═══ Provided records ═══

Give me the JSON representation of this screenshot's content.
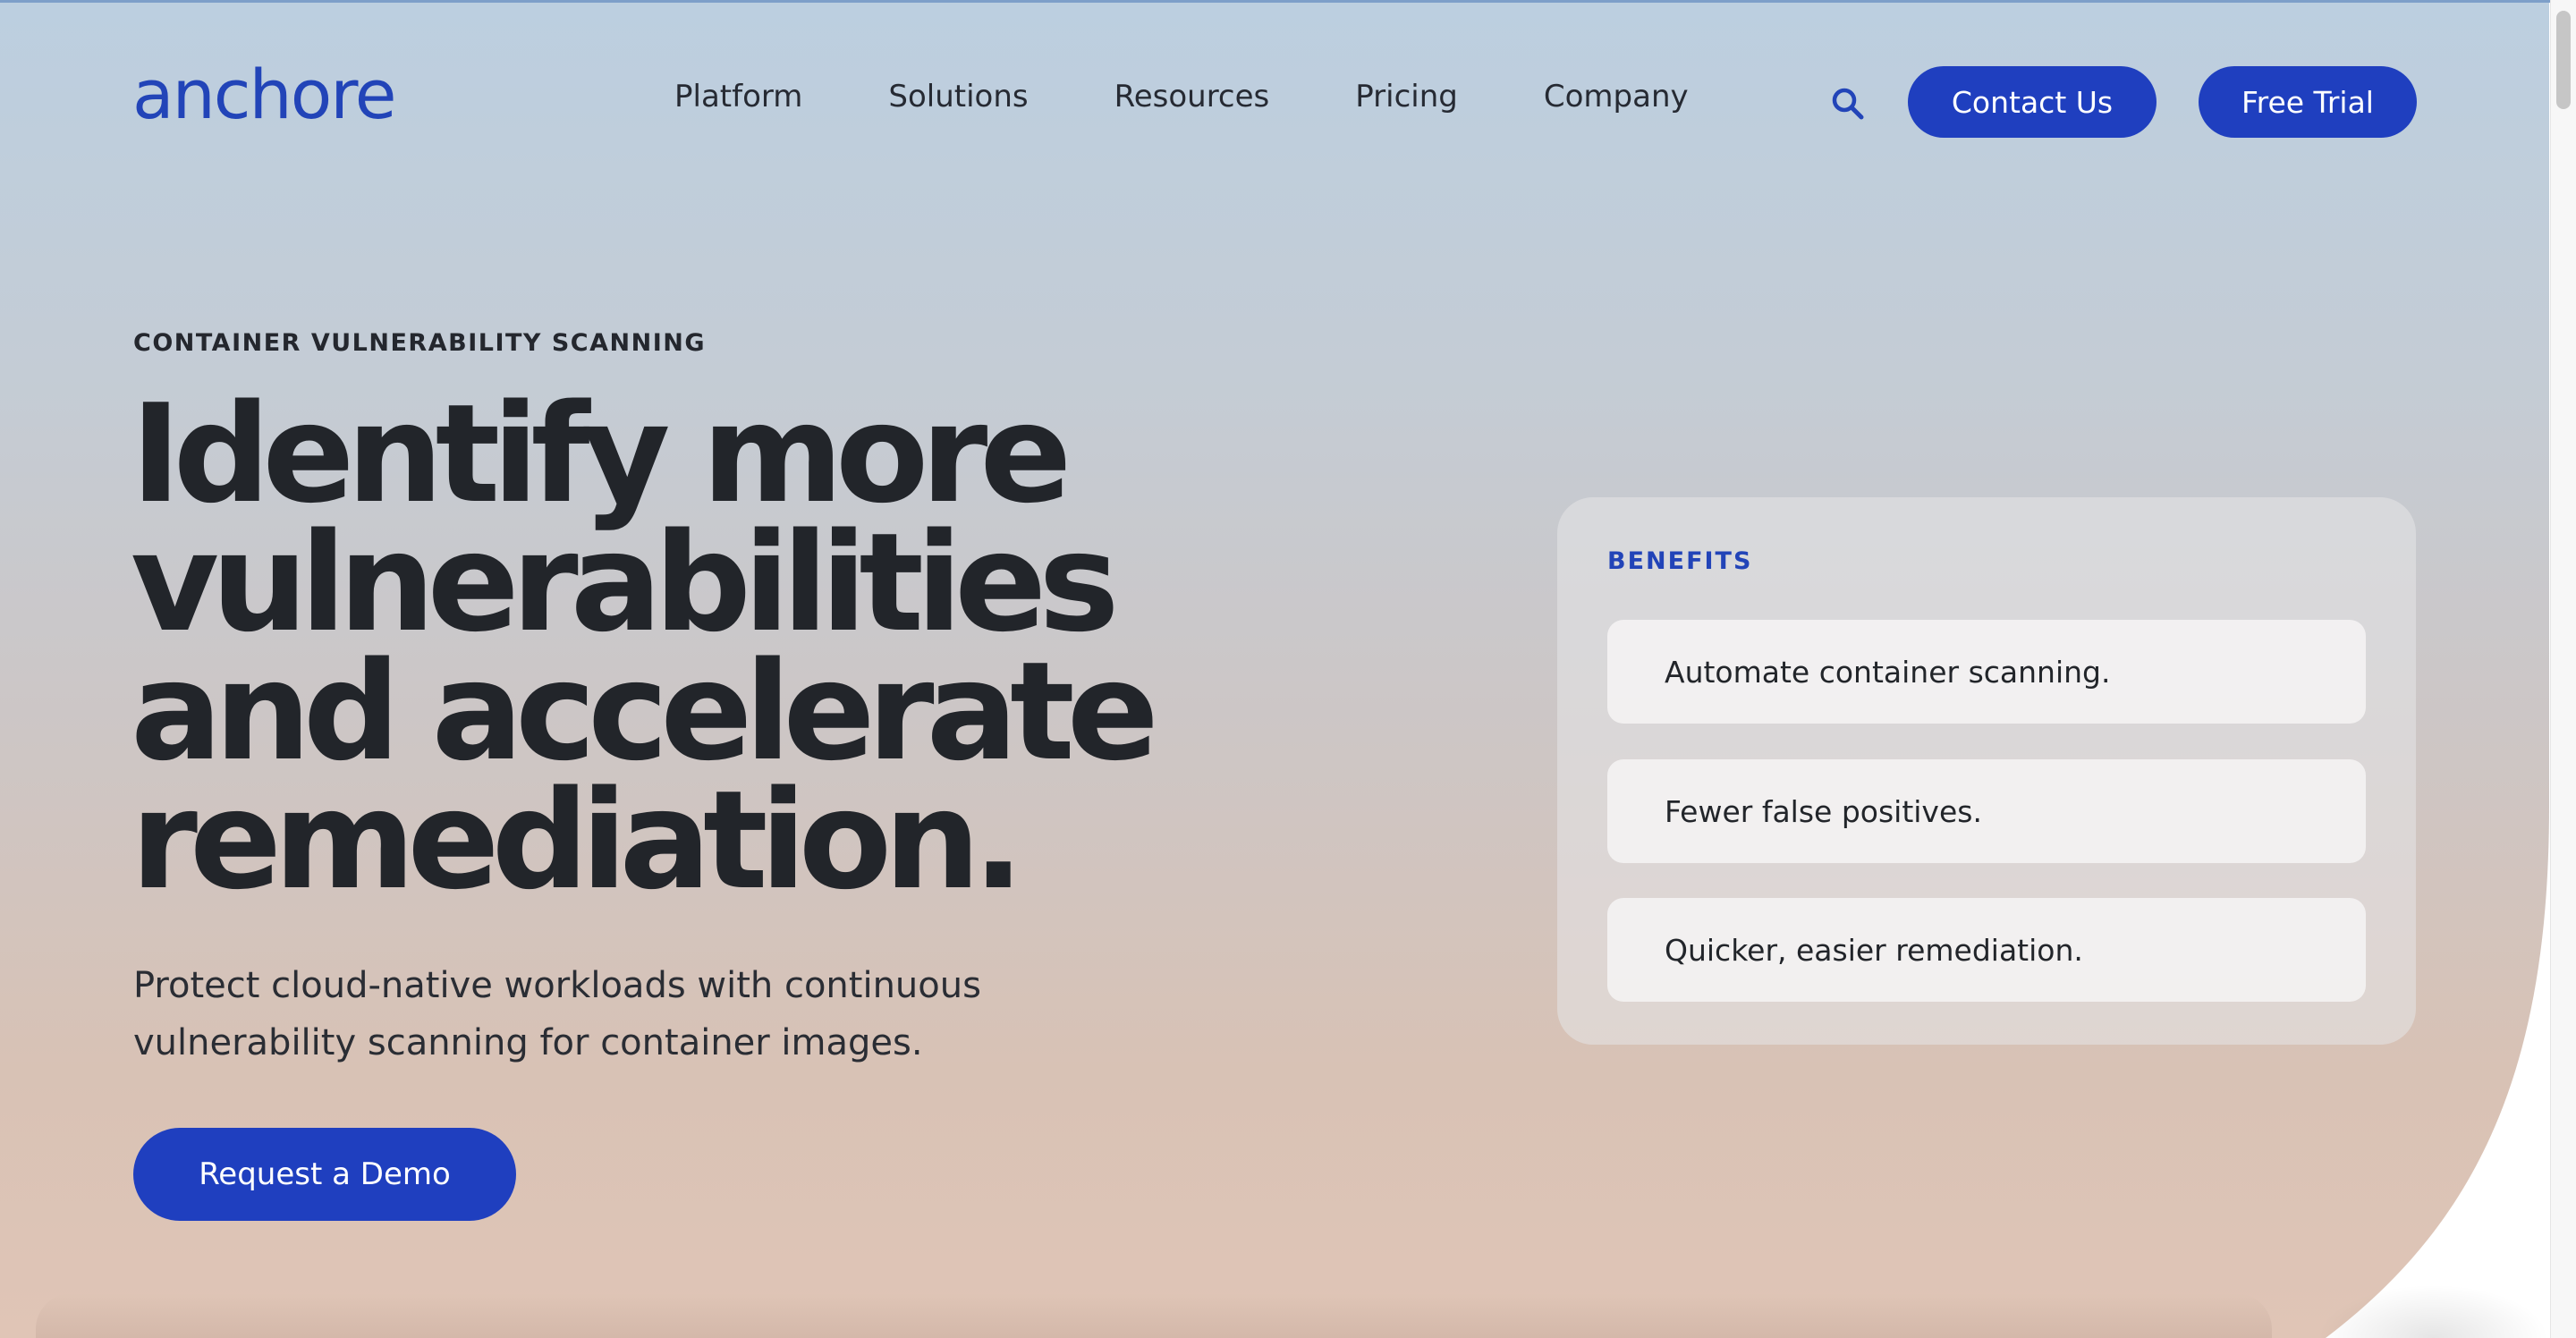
{
  "header": {
    "logo_text": "anchore",
    "nav_items": [
      {
        "label": "Platform"
      },
      {
        "label": "Solutions"
      },
      {
        "label": "Resources"
      },
      {
        "label": "Pricing"
      },
      {
        "label": "Company"
      }
    ],
    "search_icon": "search-icon",
    "contact_label": "Contact Us",
    "trial_label": "Free Trial"
  },
  "hero": {
    "eyebrow": "CONTAINER VULNERABILITY SCANNING",
    "headline_lines": [
      "Identify more",
      "vulnerabilities",
      "and accelerate",
      "remediation."
    ],
    "subtext_lines": [
      "Protect cloud-native workloads with continuous",
      "vulnerability scanning for container images."
    ],
    "cta_label": "Request a Demo"
  },
  "benefits": {
    "title": "BENEFITS",
    "items": [
      "Automate container scanning.",
      "Fewer false positives.",
      "Quicker, easier remediation."
    ]
  },
  "colors": {
    "brand_blue": "#1f3fbf",
    "text_dark": "#22252a"
  }
}
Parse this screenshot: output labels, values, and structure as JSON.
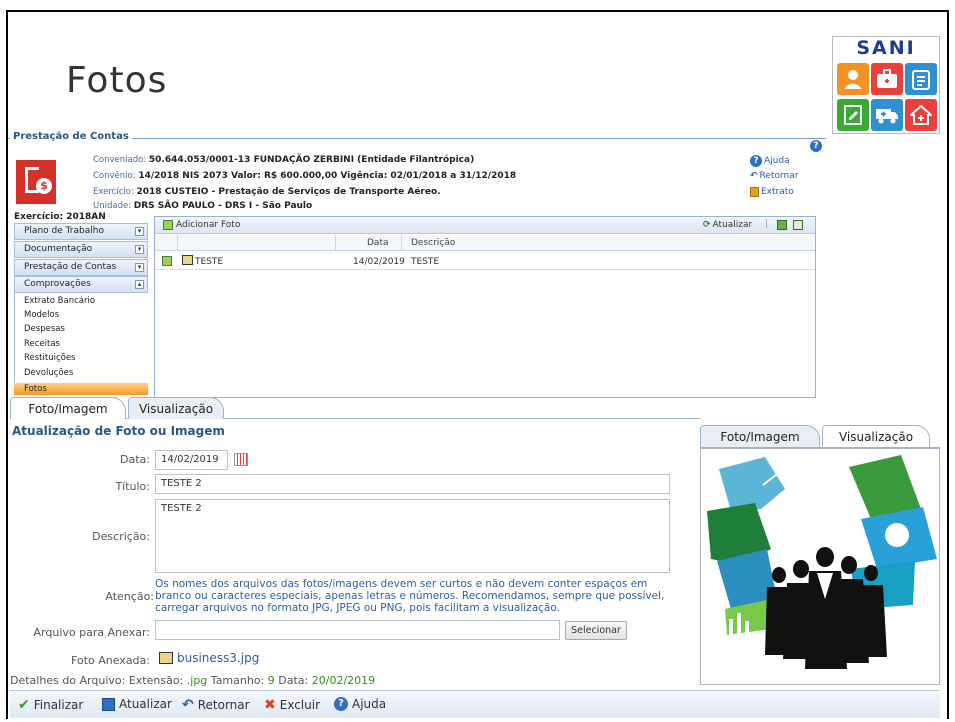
{
  "page": {
    "title": "Fotos"
  },
  "logo": {
    "text": "SANI"
  },
  "panel": {
    "legend": "Prestação de Contas",
    "conveniado_label": "Conveniado:",
    "conveniado_value": "50.644.053/0001-13  FUNDAÇÃO ZERBINI  (Entidade Filantrópica)",
    "convenio_label": "Convênio:",
    "convenio_value": "14/2018 NIS 2073 Valor: R$ 600.000,00 Vigência: 02/01/2018 a 31/12/2018",
    "exercicio_label": "Exercício:",
    "exercicio_value": "2018  CUSTEIO - Prestação de Serviços de Transporte Aéreo.",
    "unidade_label": "Unidade:",
    "unidade_value": "DRS SÃO PAULO - DRS I - São Paulo",
    "links": {
      "ajuda": "Ajuda",
      "retornar": "Retornar",
      "extrato": "Extrato"
    }
  },
  "nav": {
    "exercicio": "Exercício: 2018AN",
    "sections": [
      "Plano de Trabalho",
      "Documentação",
      "Prestação de Contas",
      "Comprovações"
    ],
    "items": [
      "Extrato Bancário",
      "Modelos",
      "Despesas",
      "Receitas",
      "Restituições",
      "Devoluções"
    ],
    "active": "Fotos"
  },
  "grid": {
    "add_label": "Adicionar Foto",
    "refresh_label": "Atualizar",
    "columns": [
      "Data",
      "Descrição"
    ],
    "rows": [
      {
        "name": "TESTE",
        "date": "14/02/2019",
        "description": "TESTE"
      }
    ]
  },
  "tabs": {
    "foto": "Foto/Imagem",
    "visualizacao": "Visualização"
  },
  "form": {
    "title": "Atualização de Foto ou Imagem",
    "data_label": "Data:",
    "data_value": "14/02/2019",
    "titulo_label": "Título:",
    "titulo_value": "TESTE 2",
    "descricao_label": "Descrição:",
    "descricao_value": "TESTE 2",
    "atencao_label": "Atenção:",
    "atencao_text": "Os nomes dos arquivos das fotos/imagens devem ser curtos e não devem conter espaços em branco ou caracteres especiais, apenas letras e números. Recomendamos, sempre que possível, carregar arquivos no formato JPG, JPEG ou PNG, pois facilitam a visualização.",
    "arquivo_label": "Arquivo para Anexar:",
    "arquivo_value": "",
    "selecionar": "Selecionar",
    "foto_anexada_label": "Foto Anexada:",
    "foto_anexada_value": "business3.jpg",
    "detalhes_label": "Detalhes do Arquivo:",
    "extensao_label": "Extensão:",
    "extensao_value": ".jpg",
    "tamanho_label": "Tamanho:",
    "tamanho_value": "9",
    "data2_label": "Data:",
    "data2_value": "20/02/2019"
  },
  "toolbar": {
    "finalizar": "Finalizar",
    "atualizar": "Atualizar",
    "retornar": "Retornar",
    "excluir": "Excluir",
    "ajuda": "Ajuda"
  }
}
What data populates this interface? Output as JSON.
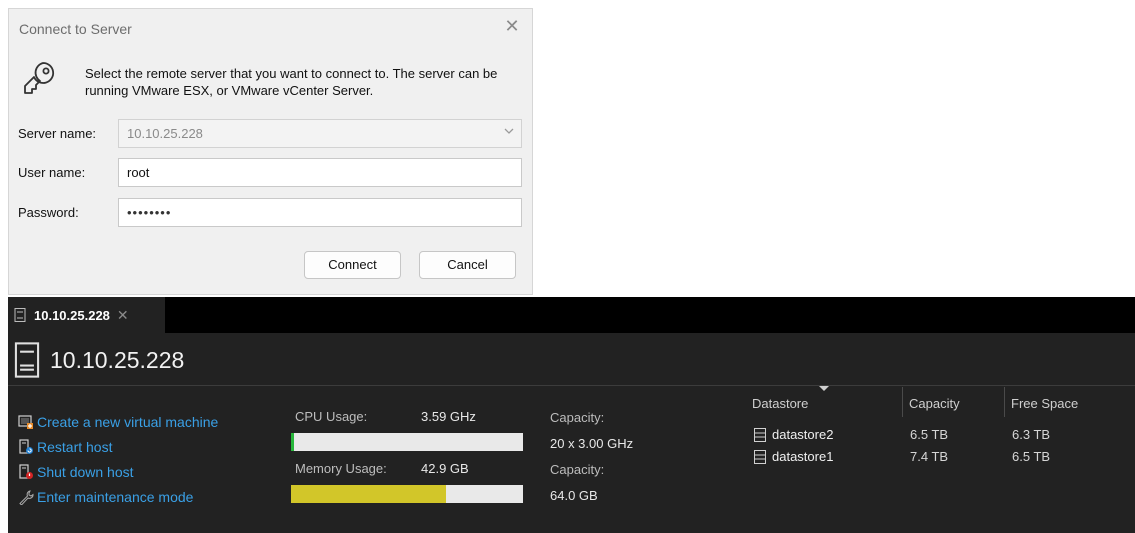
{
  "dialog": {
    "title": "Connect to Server",
    "close_glyph": "✕",
    "message": "Select the remote server that you want to connect to. The server can be running VMware ESX, or VMware vCenter Server.",
    "fields": {
      "server_label": "Server name:",
      "server_value": "10.10.25.228",
      "user_label": "User name:",
      "user_value": "root",
      "password_label": "Password:",
      "password_value": "••••••••"
    },
    "buttons": {
      "connect": "Connect",
      "cancel": "Cancel"
    },
    "icons": {
      "key": "key-icon",
      "combo": "chevron-down-icon"
    }
  },
  "host": {
    "tab": {
      "label": "10.10.25.228",
      "close_glyph": "✕"
    },
    "title": "10.10.25.228",
    "actions": [
      {
        "label": "Create a new virtual machine",
        "icon": "new-vm-icon"
      },
      {
        "label": "Restart host",
        "icon": "restart-host-icon"
      },
      {
        "label": "Shut down host",
        "icon": "shutdown-host-icon"
      },
      {
        "label": "Enter maintenance mode",
        "icon": "wrench-icon"
      }
    ],
    "cpu": {
      "label": "CPU Usage:",
      "value": "3.59 GHz",
      "fraction": 0.015,
      "color": "#27b73b"
    },
    "memory": {
      "label": "Memory Usage:",
      "value": "42.9 GB",
      "fraction": 0.67,
      "color": "#d2c629"
    },
    "capacity": {
      "label_1": "Capacity:",
      "cpu": "20 x 3.00 GHz",
      "label_2": "Capacity:",
      "memory": "64.0 GB"
    },
    "datastores": {
      "columns": [
        "Datastore",
        "Capacity",
        "Free Space"
      ],
      "rows": [
        {
          "name": "datastore2",
          "capacity": "6.5 TB",
          "free": "6.3 TB"
        },
        {
          "name": "datastore1",
          "capacity": "7.4 TB",
          "free": "6.5 TB"
        }
      ]
    }
  }
}
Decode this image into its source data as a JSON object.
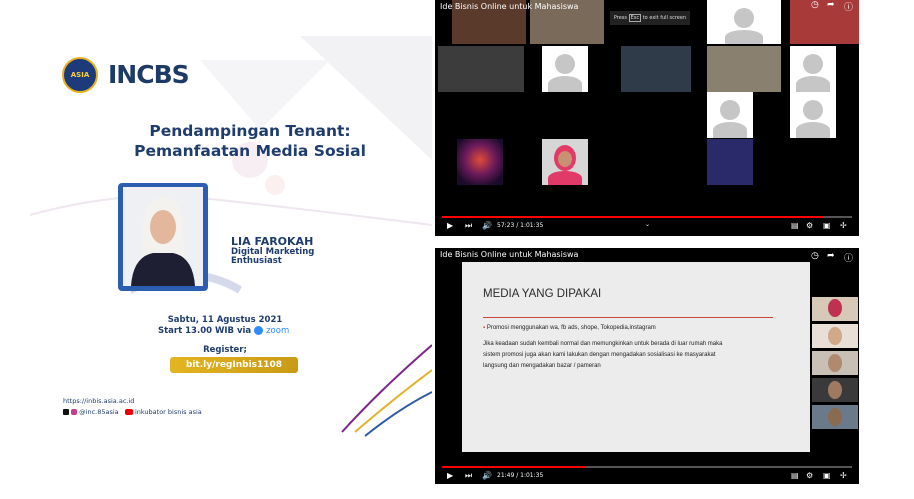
{
  "poster": {
    "logo_asia_text": "ASIA",
    "logo_incbs": "INCBS",
    "title_line1": "Pendampingan Tenant:",
    "title_line2": "Pemanfaatan Media Sosial",
    "speaker_name": "LIA FAROKAH",
    "speaker_role_line1": "Digital Marketing",
    "speaker_role_line2": "Enthusiast",
    "date": "Sabtu, 11 Agustus 2021",
    "time_prefix": "Start 13.00 WIB via",
    "zoom": "zoom",
    "register_label": "Register;",
    "register_link": "bit.ly/regInbis1108",
    "website": "https://inbis.asia.ac.id",
    "social_handle": "@inc.85asia",
    "youtube_channel": "inkubator bisnis asia"
  },
  "video_top": {
    "title": "Ide Bisnis Online untuk Mahasiswa",
    "fullscreen_hint_pre": "Press",
    "fullscreen_hint_key": "Esc",
    "fullscreen_hint_post": "to exit full screen",
    "time": "57:23 / 1:01:35",
    "progress": 0.93
  },
  "video_bottom": {
    "title": "Ide Bisnis Online untuk Mahasiswa",
    "time": "21:49 / 1:01:35",
    "progress": 0.35,
    "slide": {
      "heading": "MEDIA YANG DIPAKAI",
      "bullet": "Promosi menggunakan wa, fb ads, shope, Tokopedia,instagram",
      "para1": "Jika keadaan sudah kembali normal dan memungkinkan untuk berada di luar rumah maka",
      "para2": "sistem promosi juga akan kami lakukan dengan mengadakan sosialisasi ke masyarakat",
      "para3": "langsung dan mengadakan bazar / pameran"
    }
  },
  "colors": {
    "navy": "#1f3c6e",
    "gold": "#d8a91b",
    "youtube_red": "#ff0000"
  }
}
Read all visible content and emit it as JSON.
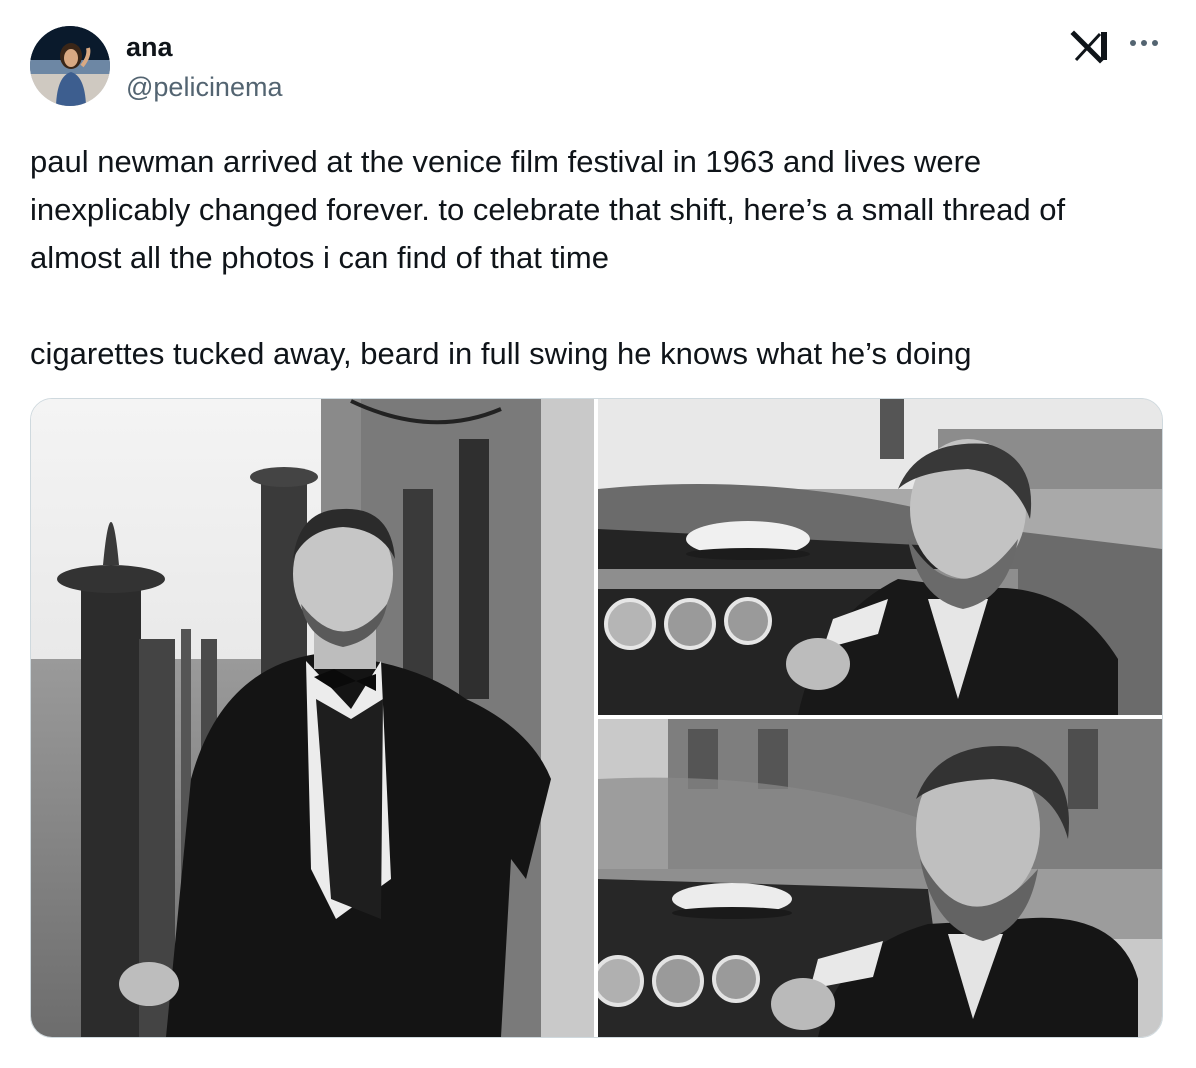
{
  "author": {
    "display_name": "ana",
    "handle": "@pelicinema"
  },
  "icons": {
    "logo": "x-logo-icon",
    "more": "more-options-icon"
  },
  "tweet": {
    "text": "paul newman arrived at the venice film festival in 1963 and lives were inexplicably changed forever. to celebrate that shift, here’s a small thread of almost all the photos i can find of that time\n\ncigarettes tucked away, beard in full swing he knows what he’s doing"
  },
  "media": {
    "count": 3,
    "style": "black-and-white photographs"
  }
}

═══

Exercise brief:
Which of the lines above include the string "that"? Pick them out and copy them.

Finished exercise:
    "message": "Select the remote server that you want to connect to. The server can be running VMware ESX, or VMware vCenter Server.",
    "text": "paul newman arrived at the venice film festival in 1963 and lives were inexplicably changed forever. to celebrate that shift, here’s a small thread of almost all the photos i can find of that time\n\ncigarettes tucked away, beard in full swing he knows what he’s doing"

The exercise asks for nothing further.